Distinguished Schools are ranked according to their most recent CCRPI score and are considered to be the top public schools in the state. In the state of Georgia, only 84 schools have earned this distinction. Two other schools, Trion Elementary with Trion City Schools and White Elementary with Bartow County Schools, were the only organizations to receive this distinct recognition out of all public schools in Northwest Georgia.
"Receiving this award represents East Central's dedication to teaching at the highest level of rigor while supporting our students through meaningful relationships," said Kristin Teems, principal of East Central. "As East Central's principal, I witness the commitment of our staff in eliminating obstacles and creating opportunities for every child who steps through our door every day."
She said the hard work of many resulted in this achievement, and that it is indicative of how hard all of RCS schools are working to become the best in the state. This award is shared by East Central's students, parents, staff, teachers and administration, Teems added.
Rome City Schools contributed to this report.
The Floyd County Board of Education met for their final 2018 meeting Tuesday night with updates on current projects, next year's and recognition of the system's teachers of the year.
With the calendar year ending, board members focused some on planning for the 2019-2020 school year's budget. The vast majority of the school systems funding comes from state or local property tax. Unfortunately, since student numbers have declined, revenue dollars from the state will also decline, said Greg Studdard, executive director of finance for FCS. He projected a loss of about a million dollars in revenue while expenses will stay the same. This means board members will have to look at how to raise that money back or if they need to cut something.
"We are going to look where our savings were," Superintendent Jeff Wilson said.
Wilson added this is something the board will look carefully at in the budget as they plan next year's budget at upcoming retreats and future board meetings.
Rainy weather has delayed full completion on a handful of projects underway across the system, Deputy Superintendent April Childers said. Pepperell Primary's drainage project and Armuchee High School's new gym are over 90 percent complete with workers waiting on dry ground to completely finish the projects. Meanwhile abatement has been completed on the Midway building, and the board is working with the county to set a date for demolition.

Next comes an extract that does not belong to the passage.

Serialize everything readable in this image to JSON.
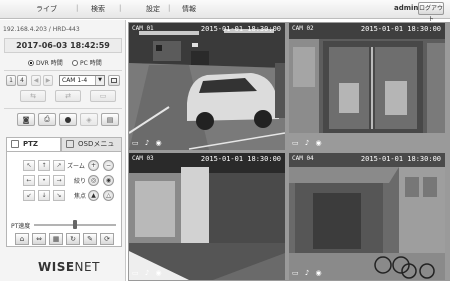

The board also voted Tuesday to use the current Pepperell Middle School site for the construction of the new middle school which will begin in summer 2019.
Board members also recognized 19 teacher of the year recipients for outstanding performance at their various schools. Zach Mendence was recognized as Pepperell Elementary School's Teacher of the Year, Floyd County Schools' Elementary Teacher of the Year and Floyd County Schools' 2019 System Teacher of the Year. The recipients were handed their certificates by their district board member while a brief video played giving background to the teachers' work.
Also recognized at Tuesday night's board meeting was Abbi Shetter, a dual-enrollment senior from Pepperell High School who has completed all graduation requirements through the Floyd Transitional Academy. Shetter will walk with her fellow Pepperell High students in May, but in the meantime will continue her 12 hours of course work with Georgia Highlands earning college credit along the way.
The final things discussed at the board meeting were updates to the tobacco policy and dress code. Vape pens and Juul pods, both types of nicotine devices, have been added to the tobacco policy at FCS, banning them from campuses and using them will have the same punishments as other tobacco products. An update to the dress code policy was also added, banning hats sporting profanity as well as shorts with holes in them.
Today's artwork is by Tessa Teems, a first-grader at Model Elementary School.